╔══

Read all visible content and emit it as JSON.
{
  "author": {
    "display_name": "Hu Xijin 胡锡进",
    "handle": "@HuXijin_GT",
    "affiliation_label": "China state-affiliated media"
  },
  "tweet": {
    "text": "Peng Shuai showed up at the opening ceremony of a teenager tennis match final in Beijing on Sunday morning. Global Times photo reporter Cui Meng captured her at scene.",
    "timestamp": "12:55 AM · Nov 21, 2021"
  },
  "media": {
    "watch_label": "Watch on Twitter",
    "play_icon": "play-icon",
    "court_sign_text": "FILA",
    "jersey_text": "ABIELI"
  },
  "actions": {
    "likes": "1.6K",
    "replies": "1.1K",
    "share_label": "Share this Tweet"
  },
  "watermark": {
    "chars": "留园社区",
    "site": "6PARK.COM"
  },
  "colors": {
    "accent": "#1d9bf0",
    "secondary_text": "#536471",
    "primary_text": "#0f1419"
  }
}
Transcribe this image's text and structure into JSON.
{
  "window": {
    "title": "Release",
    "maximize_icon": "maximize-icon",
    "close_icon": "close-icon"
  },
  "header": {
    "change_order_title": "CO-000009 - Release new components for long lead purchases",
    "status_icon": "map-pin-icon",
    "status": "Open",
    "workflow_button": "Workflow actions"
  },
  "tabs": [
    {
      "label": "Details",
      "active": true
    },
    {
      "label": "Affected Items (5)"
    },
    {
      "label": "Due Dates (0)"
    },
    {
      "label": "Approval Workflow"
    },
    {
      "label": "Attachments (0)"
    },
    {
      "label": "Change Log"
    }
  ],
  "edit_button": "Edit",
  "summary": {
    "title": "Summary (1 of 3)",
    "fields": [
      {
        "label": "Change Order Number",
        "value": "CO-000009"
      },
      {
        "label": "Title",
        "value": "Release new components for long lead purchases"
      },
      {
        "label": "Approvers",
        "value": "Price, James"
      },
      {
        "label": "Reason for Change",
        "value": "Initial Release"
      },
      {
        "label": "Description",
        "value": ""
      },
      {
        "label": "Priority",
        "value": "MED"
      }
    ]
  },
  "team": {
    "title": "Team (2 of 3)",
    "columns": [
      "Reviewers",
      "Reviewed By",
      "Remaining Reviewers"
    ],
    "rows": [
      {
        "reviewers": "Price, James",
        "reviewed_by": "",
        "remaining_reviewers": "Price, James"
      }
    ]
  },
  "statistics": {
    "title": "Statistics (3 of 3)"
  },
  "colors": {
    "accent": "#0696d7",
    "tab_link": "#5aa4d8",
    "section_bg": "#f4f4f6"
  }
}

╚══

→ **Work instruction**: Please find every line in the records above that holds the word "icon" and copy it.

→ **Exercise result**:
    "play_icon": "play-icon",
    "maximize_icon": "maximize-icon",
    "close_icon": "close-icon"
    "status_icon": "map-pin-icon",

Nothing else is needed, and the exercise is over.